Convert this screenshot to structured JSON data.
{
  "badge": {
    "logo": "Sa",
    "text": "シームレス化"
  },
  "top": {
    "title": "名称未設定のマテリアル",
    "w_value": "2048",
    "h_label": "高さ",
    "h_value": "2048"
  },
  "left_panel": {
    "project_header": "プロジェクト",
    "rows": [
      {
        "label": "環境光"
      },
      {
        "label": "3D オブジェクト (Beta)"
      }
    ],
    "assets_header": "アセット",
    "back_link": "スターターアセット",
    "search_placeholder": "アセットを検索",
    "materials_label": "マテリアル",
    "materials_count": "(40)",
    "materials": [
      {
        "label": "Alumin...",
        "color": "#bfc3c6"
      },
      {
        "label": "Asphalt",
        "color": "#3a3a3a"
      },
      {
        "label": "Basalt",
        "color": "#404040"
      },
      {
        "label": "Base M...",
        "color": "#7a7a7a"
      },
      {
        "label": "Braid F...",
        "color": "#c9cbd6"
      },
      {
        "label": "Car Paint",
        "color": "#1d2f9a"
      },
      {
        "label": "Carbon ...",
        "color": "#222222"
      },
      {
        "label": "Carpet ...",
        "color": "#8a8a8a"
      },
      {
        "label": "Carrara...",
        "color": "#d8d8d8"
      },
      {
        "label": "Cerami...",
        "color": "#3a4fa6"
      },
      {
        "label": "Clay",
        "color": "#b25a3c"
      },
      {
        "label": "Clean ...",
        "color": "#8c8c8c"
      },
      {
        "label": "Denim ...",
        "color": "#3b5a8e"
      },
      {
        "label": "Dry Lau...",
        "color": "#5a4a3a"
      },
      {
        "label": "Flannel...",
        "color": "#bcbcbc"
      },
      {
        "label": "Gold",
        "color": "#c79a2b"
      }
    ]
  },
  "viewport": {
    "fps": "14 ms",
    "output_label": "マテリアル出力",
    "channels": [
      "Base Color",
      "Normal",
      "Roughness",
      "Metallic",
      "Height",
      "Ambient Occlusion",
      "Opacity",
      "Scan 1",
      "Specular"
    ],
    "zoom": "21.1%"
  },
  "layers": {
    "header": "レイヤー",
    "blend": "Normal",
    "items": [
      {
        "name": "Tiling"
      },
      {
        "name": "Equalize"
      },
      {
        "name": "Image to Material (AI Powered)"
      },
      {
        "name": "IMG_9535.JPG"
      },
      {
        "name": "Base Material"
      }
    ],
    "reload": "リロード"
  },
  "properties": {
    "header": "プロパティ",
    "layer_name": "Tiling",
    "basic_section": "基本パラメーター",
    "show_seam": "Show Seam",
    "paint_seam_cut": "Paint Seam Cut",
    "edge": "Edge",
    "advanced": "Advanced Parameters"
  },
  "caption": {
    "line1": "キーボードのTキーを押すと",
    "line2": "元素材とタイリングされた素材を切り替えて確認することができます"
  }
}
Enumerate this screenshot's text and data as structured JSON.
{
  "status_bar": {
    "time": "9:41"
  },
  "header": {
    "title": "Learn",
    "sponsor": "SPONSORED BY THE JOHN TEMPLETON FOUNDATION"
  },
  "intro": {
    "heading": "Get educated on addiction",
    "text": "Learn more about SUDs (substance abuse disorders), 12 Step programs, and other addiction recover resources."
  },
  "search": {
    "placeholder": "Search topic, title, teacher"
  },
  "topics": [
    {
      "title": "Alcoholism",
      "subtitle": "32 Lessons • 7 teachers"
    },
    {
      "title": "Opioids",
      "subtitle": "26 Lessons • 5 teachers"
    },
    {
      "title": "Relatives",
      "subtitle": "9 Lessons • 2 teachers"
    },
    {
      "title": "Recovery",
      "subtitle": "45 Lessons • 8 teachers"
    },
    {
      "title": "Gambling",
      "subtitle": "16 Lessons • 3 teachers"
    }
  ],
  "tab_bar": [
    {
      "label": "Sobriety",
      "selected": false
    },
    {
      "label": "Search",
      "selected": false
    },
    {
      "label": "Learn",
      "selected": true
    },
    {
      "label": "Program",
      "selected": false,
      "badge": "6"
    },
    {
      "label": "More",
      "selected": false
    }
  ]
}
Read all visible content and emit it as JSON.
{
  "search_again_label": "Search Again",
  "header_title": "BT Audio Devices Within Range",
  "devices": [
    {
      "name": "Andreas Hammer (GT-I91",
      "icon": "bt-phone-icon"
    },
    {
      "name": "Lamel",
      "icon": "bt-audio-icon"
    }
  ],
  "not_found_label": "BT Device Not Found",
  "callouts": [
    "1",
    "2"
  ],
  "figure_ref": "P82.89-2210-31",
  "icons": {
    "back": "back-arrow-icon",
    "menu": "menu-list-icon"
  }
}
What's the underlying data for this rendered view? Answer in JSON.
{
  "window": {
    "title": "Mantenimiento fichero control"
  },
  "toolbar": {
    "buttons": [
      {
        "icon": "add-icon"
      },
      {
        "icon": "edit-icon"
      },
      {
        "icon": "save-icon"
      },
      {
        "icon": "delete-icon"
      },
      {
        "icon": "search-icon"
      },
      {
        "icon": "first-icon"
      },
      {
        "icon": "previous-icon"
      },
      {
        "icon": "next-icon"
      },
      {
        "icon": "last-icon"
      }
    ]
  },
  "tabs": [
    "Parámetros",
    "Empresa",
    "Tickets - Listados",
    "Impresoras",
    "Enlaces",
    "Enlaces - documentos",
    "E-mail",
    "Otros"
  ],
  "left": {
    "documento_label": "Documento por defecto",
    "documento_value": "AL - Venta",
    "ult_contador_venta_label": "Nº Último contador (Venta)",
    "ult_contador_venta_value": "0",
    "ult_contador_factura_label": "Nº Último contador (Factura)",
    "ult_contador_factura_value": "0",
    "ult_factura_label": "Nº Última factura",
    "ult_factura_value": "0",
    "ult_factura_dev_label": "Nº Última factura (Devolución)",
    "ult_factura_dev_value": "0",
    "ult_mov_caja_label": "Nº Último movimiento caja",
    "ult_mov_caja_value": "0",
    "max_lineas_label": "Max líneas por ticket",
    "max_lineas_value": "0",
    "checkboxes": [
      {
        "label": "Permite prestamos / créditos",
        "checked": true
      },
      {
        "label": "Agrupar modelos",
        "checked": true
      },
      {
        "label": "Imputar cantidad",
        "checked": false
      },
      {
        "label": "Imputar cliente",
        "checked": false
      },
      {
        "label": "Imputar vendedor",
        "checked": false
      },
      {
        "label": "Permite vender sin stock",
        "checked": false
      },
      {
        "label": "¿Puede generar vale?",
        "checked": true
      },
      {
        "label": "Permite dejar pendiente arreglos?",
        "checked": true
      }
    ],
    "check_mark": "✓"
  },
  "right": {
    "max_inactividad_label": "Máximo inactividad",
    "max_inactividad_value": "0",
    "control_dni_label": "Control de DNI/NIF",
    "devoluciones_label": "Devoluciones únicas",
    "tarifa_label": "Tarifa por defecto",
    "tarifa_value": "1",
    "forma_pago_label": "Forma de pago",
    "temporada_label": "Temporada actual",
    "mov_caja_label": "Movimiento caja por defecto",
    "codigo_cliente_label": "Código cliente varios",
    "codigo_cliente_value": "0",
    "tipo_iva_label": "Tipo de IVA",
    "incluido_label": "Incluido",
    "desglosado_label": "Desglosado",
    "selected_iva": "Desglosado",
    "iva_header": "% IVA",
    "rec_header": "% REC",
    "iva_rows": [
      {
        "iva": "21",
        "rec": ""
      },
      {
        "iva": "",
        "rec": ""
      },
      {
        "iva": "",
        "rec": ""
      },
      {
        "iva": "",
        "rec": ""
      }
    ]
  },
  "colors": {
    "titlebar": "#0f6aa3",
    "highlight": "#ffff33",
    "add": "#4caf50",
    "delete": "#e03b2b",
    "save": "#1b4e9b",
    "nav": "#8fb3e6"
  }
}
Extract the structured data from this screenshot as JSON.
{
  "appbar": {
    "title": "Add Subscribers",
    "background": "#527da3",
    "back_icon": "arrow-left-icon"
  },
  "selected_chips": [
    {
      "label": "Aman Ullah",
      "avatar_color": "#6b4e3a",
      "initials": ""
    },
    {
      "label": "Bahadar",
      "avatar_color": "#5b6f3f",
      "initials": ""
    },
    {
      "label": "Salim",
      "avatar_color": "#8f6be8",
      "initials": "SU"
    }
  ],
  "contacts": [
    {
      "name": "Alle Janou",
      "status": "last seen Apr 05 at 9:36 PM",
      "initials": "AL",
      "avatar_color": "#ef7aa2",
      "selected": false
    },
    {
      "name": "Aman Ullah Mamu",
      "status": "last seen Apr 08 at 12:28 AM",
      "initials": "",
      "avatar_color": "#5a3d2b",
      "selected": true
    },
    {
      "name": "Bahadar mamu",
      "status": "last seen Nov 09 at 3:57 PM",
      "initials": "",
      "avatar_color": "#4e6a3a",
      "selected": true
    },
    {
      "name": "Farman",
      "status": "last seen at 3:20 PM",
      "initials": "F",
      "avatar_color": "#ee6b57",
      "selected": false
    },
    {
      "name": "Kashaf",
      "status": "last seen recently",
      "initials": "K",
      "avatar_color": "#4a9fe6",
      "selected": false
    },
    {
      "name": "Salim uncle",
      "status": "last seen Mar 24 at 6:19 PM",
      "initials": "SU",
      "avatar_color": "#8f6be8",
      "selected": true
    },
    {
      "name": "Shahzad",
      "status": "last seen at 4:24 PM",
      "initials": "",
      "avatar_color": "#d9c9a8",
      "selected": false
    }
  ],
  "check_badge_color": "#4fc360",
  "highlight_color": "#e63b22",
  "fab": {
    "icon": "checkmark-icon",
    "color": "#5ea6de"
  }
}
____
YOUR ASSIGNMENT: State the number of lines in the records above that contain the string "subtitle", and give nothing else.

SOLUTION TO THIS PROBLEM: 5